• **Data records**
****************
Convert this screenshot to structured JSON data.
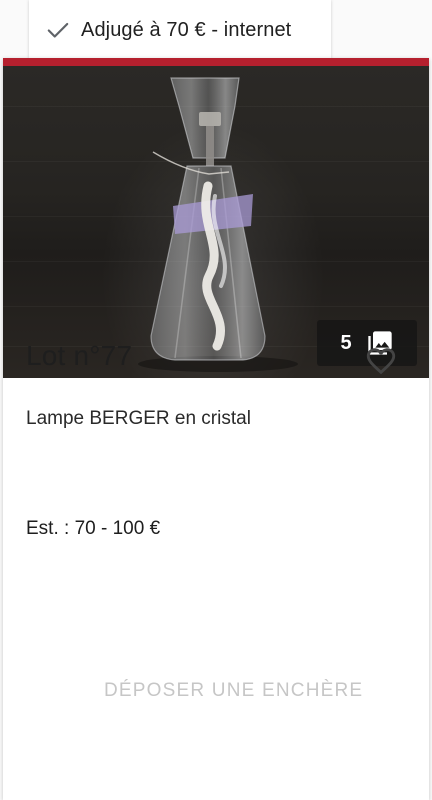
{
  "sold_tab": {
    "text": "Adjugé à 70 € - internet"
  },
  "colors": {
    "accent": "#b5202e",
    "disabled_text": "#c6c6c6"
  },
  "photo": {
    "count": "5",
    "icons": [
      "checkmark-icon",
      "photo-library-icon",
      "heart-outline-icon"
    ]
  },
  "lot": {
    "title": "Lot n°77",
    "description": "Lampe BERGER en cristal",
    "estimate": "Est. : 70 - 100 €"
  },
  "actions": {
    "bid_label": "DÉPOSER UNE ENCHÈRE"
  }
}
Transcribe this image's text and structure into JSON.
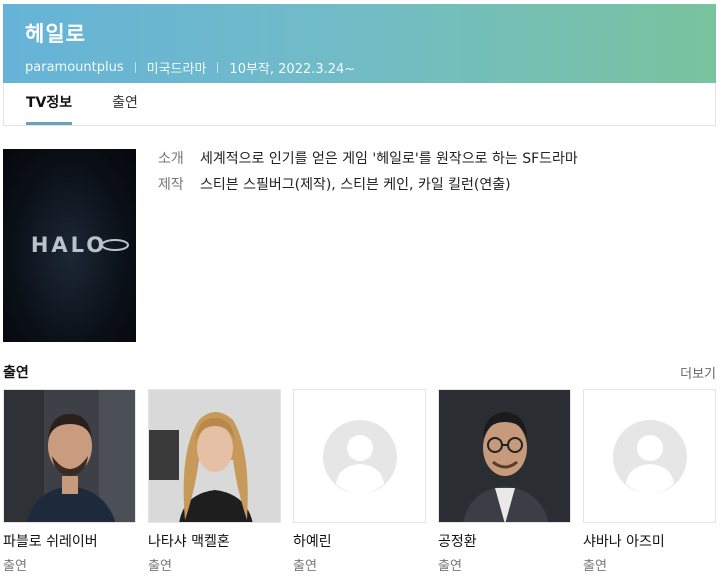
{
  "program": {
    "title": "헤일로",
    "channel": "paramountplus",
    "genre": "미국드라마",
    "episodes": "10부작, 2022.3.24~"
  },
  "tabs": [
    {
      "label": "TV정보",
      "active": true
    },
    {
      "label": "출연",
      "active": false
    }
  ],
  "poster": {
    "logo_text": "HALO"
  },
  "info": {
    "intro_label": "소개",
    "intro_value": "세계적으로 인기를 얻은 게임 '헤일로'를 원작으로 하는 SF드라마",
    "production_label": "제작",
    "production_value": "스티븐 스필버그(제작), 스티븐 케인, 카일 킬런(연출)"
  },
  "cast": {
    "heading": "출연",
    "more_label": "더보기",
    "members": [
      {
        "name": "파블로 쉬레이버",
        "role": "출연",
        "photo": "person-photo"
      },
      {
        "name": "나타샤 맥켈혼",
        "role": "출연",
        "photo": "person-photo"
      },
      {
        "name": "하예린",
        "role": "출연",
        "photo": "placeholder-avatar-icon"
      },
      {
        "name": "공정환",
        "role": "출연",
        "photo": "person-photo"
      },
      {
        "name": "샤바나 아즈미",
        "role": "출연",
        "photo": "placeholder-avatar-icon"
      }
    ]
  },
  "colors": {
    "header_left": "#66b3d8",
    "header_right": "#79c39e",
    "tab_underline": "#6aa2bb"
  }
}
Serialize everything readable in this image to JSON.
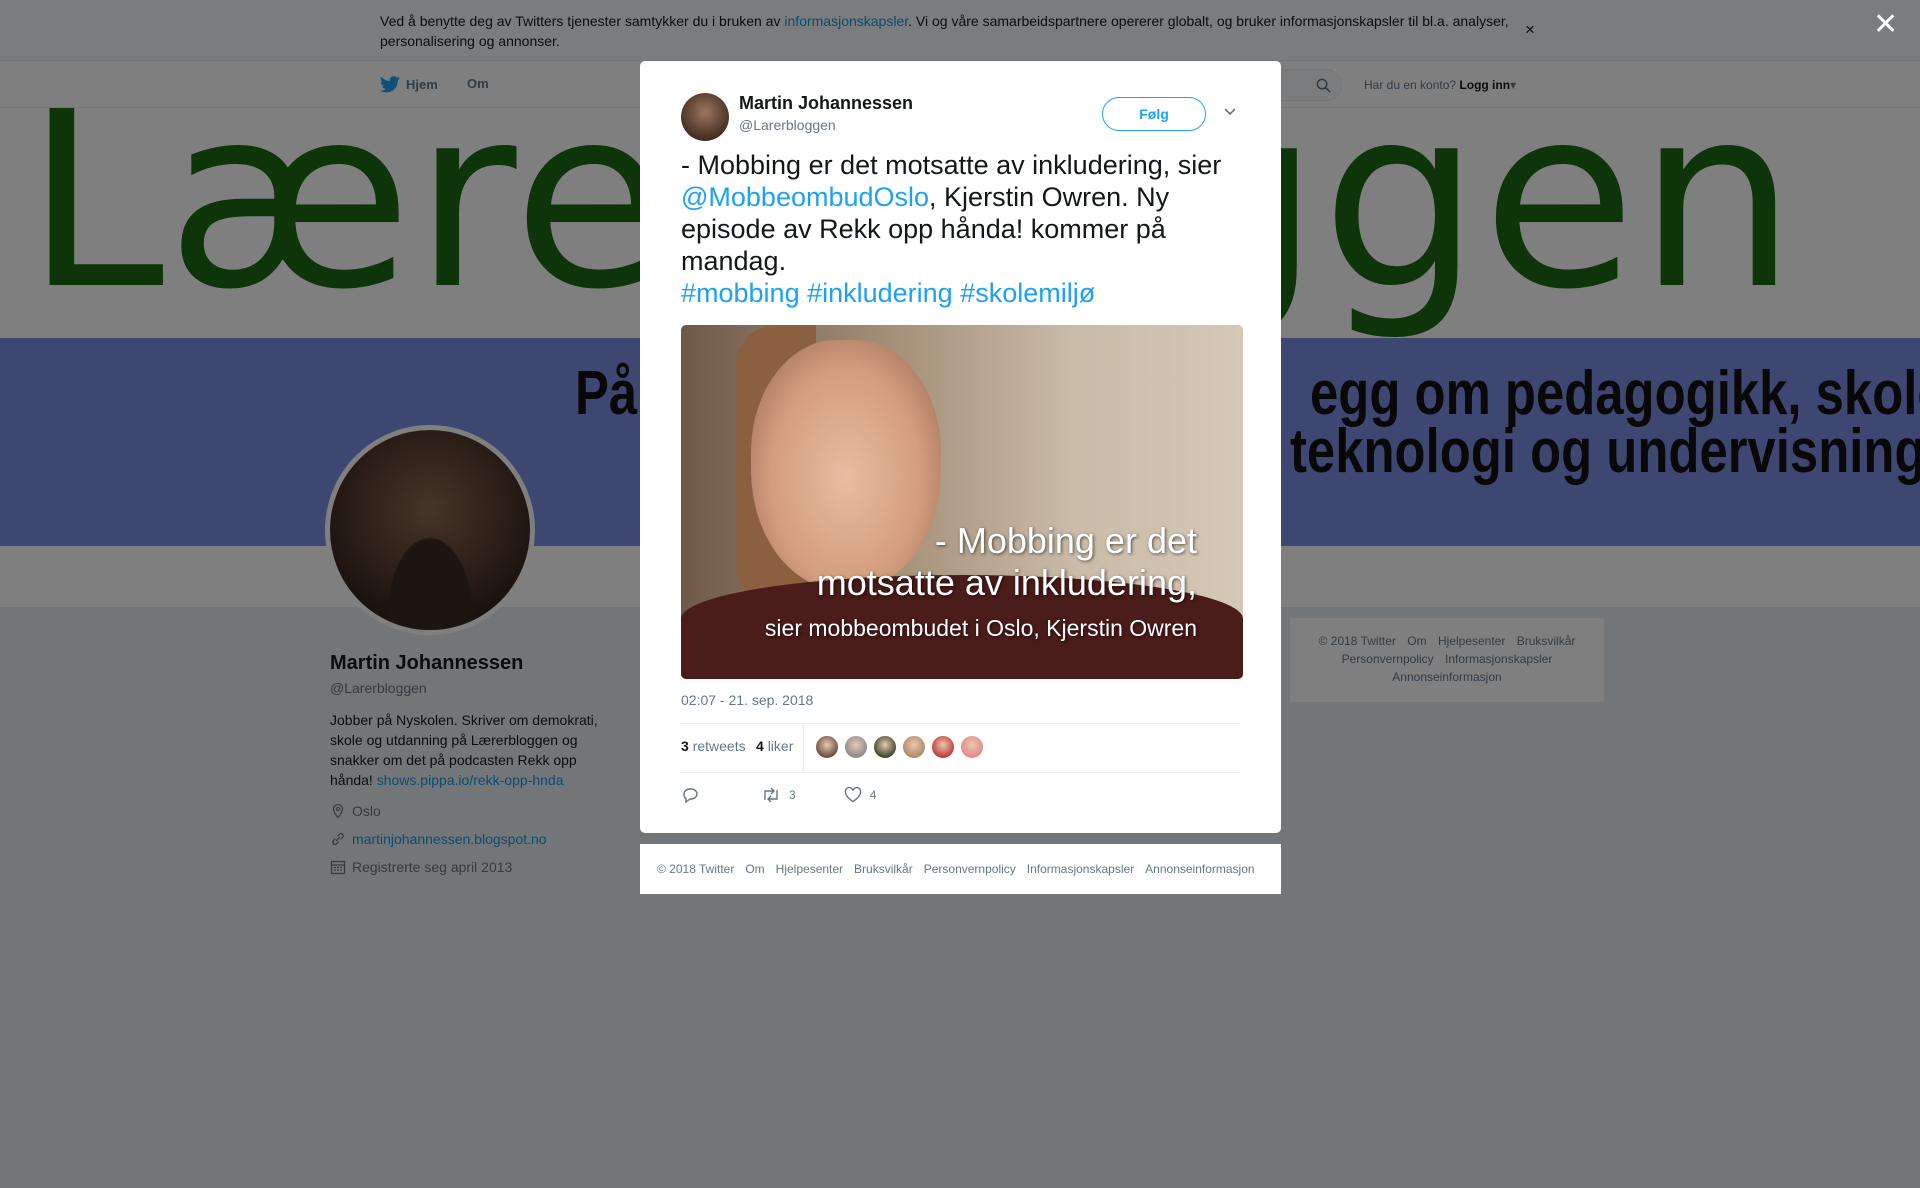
{
  "cookie": {
    "text_before": "Ved å benytte deg av Twitters tjenester samtykker du i bruken av ",
    "link": "informasjonskapsler",
    "text_after": ". Vi og våre samarbeidspartnere opererer globalt, og bruker informasjonskapsler til bl.a. analyser, personalisering og annonser.",
    "close": "×"
  },
  "nav": {
    "home": "Hjem",
    "about": "Om",
    "login_prompt": "Har du en konto?",
    "login": "Logg inn"
  },
  "banner": {
    "title": "Lærerbloggen",
    "line1": "På",
    "line2": "egg om pedagogikk, skole,",
    "line3": "teknologi og undervisning."
  },
  "profile": {
    "name": "Martin Johannessen",
    "handle": "@Larerbloggen",
    "bio": "Jobber på Nyskolen. Skriver om demokrati, skole og utdanning på Lærerbloggen og snakker om det på podcasten Rekk opp hånda! ",
    "bio_link": "shows.pippa.io/rekk-opp-hnda",
    "location": "Oslo",
    "website": "martinjohannessen.blogspot.no",
    "joined": "Registrerte seg april 2013"
  },
  "side_footer": {
    "items": [
      "© 2018 Twitter",
      "Om",
      "Hjelpesenter",
      "Bruksvilkår",
      "Personvernpolicy",
      "Informasjonskapsler",
      "Annonseinformasjon"
    ]
  },
  "overlay": {
    "close": "✕"
  },
  "tweet": {
    "author_name": "Martin Johannessen",
    "author_handle": "@Larerbloggen",
    "follow": "Følg",
    "caret": "⌄",
    "text_1": "- Mobbing er det motsatte av inkludering, sier ",
    "mention": "@MobbeombudOslo",
    "text_2": ", Kjerstin Owren. Ny episode av Rekk opp hånda! kommer på mandag.",
    "hashtags": "#mobbing #inkludering #skolemiljø",
    "media_caption_1": "- Mobbing er det",
    "media_caption_2": "motsatte av inkludering,",
    "media_caption_3": "sier mobbeombudet i Oslo, Kjerstin Owren",
    "timestamp": "02:07 - 21. sep. 2018",
    "retweet_count": "3",
    "retweet_label": "retweets",
    "like_count": "4",
    "like_label": "liker",
    "action_retweets": "3",
    "action_likes": "4",
    "liker_colors": [
      "#6b5142",
      "#8d8d8d",
      "#3f4a2e",
      "#b08a6a",
      "#c23b3b",
      "#e58a8a"
    ]
  },
  "modal_footer": {
    "items": [
      "© 2018 Twitter",
      "Om",
      "Hjelpesenter",
      "Bruksvilkår",
      "Personvernpolicy",
      "Informasjonskapsler",
      "Annonseinformasjon"
    ]
  }
}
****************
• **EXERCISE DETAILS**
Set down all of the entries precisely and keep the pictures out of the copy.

• **YOUR SOLUTION**
Convert this screenshot to structured JSON data.
{
  "sold_tab": {
    "text": "Adjugé à 70 € - internet"
  },
  "colors": {
    "accent": "#b5202e",
    "disabled_text": "#c6c6c6"
  },
  "photo": {
    "count": "5",
    "icons": [
      "checkmark-icon",
      "photo-library-icon",
      "heart-outline-icon"
    ]
  },
  "lot": {
    "title": "Lot n°77",
    "description": "Lampe BERGER en cristal",
    "estimate": "Est. : 70 - 100 €"
  },
  "actions": {
    "bid_label": "DÉPOSER UNE ENCHÈRE"
  }
}
Transcribe this image's text and structure into JSON.
{
  "program": {
    "title": "헤일로",
    "channel": "paramountplus",
    "genre": "미국드라마",
    "episodes": "10부작, 2022.3.24~"
  },
  "tabs": [
    {
      "label": "TV정보",
      "active": true
    },
    {
      "label": "출연",
      "active": false
    }
  ],
  "poster": {
    "logo_text": "HALO"
  },
  "info": {
    "intro_label": "소개",
    "intro_value": "세계적으로 인기를 얻은 게임 '헤일로'를 원작으로 하는 SF드라마",
    "production_label": "제작",
    "production_value": "스티븐 스필버그(제작), 스티븐 케인, 카일 킬런(연출)"
  },
  "cast": {
    "heading": "출연",
    "more_label": "더보기",
    "members": [
      {
        "name": "파블로 쉬레이버",
        "role": "출연",
        "photo": "person-photo"
      },
      {
        "name": "나타샤 맥켈혼",
        "role": "출연",
        "photo": "person-photo"
      },
      {
        "name": "하예린",
        "role": "출연",
        "photo": "placeholder-avatar-icon"
      },
      {
        "name": "공정환",
        "role": "출연",
        "photo": "person-photo"
      },
      {
        "name": "샤바나 아즈미",
        "role": "출연",
        "photo": "placeholder-avatar-icon"
      }
    ]
  },
  "colors": {
    "header_left": "#66b3d8",
    "header_right": "#79c39e",
    "tab_underline": "#6aa2bb"
  }
}
Serialize everything readable in this image to JSON.
{
  "cookie": {
    "text_before": "Ved å benytte deg av Twitters tjenester samtykker du i bruken av ",
    "link": "informasjonskapsler",
    "text_after": ". Vi og våre samarbeidspartnere opererer globalt, og bruker informasjonskapsler til bl.a. analyser, personalisering og annonser.",
    "close": "×"
  },
  "nav": {
    "home": "Hjem",
    "about": "Om",
    "login_prompt": "Har du en konto?",
    "login": "Logg inn"
  },
  "banner": {
    "title": "Lærerbloggen",
    "line1": "På",
    "line2": "egg om pedagogikk, skole,",
    "line3": "teknologi og undervisning."
  },
  "profile": {
    "name": "Martin Johannessen",
    "handle": "@Larerbloggen",
    "bio": "Jobber på Nyskolen. Skriver om demokrati, skole og utdanning på Lærerbloggen og snakker om det på podcasten Rekk opp hånda! ",
    "bio_link": "shows.pippa.io/rekk-opp-hnda",
    "location": "Oslo",
    "website": "martinjohannessen.blogspot.no",
    "joined": "Registrerte seg april 2013"
  },
  "side_footer": {
    "items": [
      "© 2018 Twitter",
      "Om",
      "Hjelpesenter",
      "Bruksvilkår",
      "Personvernpolicy",
      "Informasjonskapsler",
      "Annonseinformasjon"
    ]
  },
  "overlay": {
    "close": "✕"
  },
  "tweet": {
    "author_name": "Martin Johannessen",
    "author_handle": "@Larerbloggen",
    "follow": "Følg",
    "caret": "⌄",
    "text_1": "- Mobbing er det motsatte av inkludering, sier ",
    "mention": "@MobbeombudOslo",
    "text_2": ", Kjerstin Owren. Ny episode av Rekk opp hånda! kommer på mandag.",
    "hashtags": "#mobbing #inkludering #skolemiljø",
    "media_caption_1": "- Mobbing er det",
    "media_caption_2": "motsatte av inkludering,",
    "media_caption_3": "sier mobbeombudet i Oslo, Kjerstin Owren",
    "timestamp": "02:07 - 21. sep. 2018",
    "retweet_count": "3",
    "retweet_label": "retweets",
    "like_count": "4",
    "like_label": "liker",
    "action_retweets": "3",
    "action_likes": "4",
    "liker_colors": [
      "#6b5142",
      "#8d8d8d",
      "#3f4a2e",
      "#b08a6a",
      "#c23b3b",
      "#e58a8a"
    ]
  },
  "modal_footer": {
    "items": [
      "© 2018 Twitter",
      "Om",
      "Hjelpesenter",
      "Bruksvilkår",
      "Personvernpolicy",
      "Informasjonskapsler",
      "Annonseinformasjon"
    ]
  }
}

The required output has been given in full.